- **Problem statement**:
Filter the entries below down to the lines that hold "PRECIOS".
Data provided Block Start
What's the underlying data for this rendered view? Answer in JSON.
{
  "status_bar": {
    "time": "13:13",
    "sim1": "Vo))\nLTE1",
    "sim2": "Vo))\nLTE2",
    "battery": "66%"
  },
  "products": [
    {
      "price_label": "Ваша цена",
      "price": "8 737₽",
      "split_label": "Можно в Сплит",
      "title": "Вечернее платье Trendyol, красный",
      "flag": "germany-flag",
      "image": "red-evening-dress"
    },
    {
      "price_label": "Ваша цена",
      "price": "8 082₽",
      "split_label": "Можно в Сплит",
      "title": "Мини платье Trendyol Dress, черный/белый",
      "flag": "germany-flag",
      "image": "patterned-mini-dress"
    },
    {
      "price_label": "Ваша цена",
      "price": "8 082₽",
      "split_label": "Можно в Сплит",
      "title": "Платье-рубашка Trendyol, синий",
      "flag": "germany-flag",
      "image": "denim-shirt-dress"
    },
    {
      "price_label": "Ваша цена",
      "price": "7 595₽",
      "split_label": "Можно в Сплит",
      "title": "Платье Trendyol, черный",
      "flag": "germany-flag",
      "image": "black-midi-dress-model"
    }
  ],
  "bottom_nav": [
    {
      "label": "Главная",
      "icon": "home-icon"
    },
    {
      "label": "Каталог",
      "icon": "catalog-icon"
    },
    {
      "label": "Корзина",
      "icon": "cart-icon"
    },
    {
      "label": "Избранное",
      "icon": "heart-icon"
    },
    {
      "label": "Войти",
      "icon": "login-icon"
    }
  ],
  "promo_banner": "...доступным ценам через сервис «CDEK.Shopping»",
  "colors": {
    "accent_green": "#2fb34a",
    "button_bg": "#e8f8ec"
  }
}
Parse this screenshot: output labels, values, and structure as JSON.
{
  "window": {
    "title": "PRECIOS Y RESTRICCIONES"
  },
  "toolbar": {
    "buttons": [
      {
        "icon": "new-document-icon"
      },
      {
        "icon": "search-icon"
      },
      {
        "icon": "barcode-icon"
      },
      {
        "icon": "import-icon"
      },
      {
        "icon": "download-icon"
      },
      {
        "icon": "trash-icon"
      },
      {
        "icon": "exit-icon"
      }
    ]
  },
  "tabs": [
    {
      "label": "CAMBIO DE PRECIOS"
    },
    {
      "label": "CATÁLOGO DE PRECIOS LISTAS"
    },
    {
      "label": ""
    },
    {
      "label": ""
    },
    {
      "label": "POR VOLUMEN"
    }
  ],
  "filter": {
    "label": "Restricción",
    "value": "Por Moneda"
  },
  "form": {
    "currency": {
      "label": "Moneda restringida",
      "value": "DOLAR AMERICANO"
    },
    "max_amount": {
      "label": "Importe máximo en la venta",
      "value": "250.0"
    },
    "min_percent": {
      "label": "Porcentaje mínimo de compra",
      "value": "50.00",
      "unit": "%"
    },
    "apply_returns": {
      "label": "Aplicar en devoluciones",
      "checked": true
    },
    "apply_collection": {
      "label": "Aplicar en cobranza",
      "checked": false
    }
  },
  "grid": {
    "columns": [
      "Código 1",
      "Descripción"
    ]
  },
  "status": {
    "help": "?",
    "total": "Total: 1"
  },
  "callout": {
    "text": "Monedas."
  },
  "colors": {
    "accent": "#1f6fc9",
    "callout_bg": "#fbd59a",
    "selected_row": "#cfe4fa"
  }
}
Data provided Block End
- **Solution for this problem**:
    "title": "PRECIOS Y RESTRICCIONES"
      "label": "CAMBIO DE PRECIOS"
      "label": "CATÁLOGO DE PRECIOS LISTAS"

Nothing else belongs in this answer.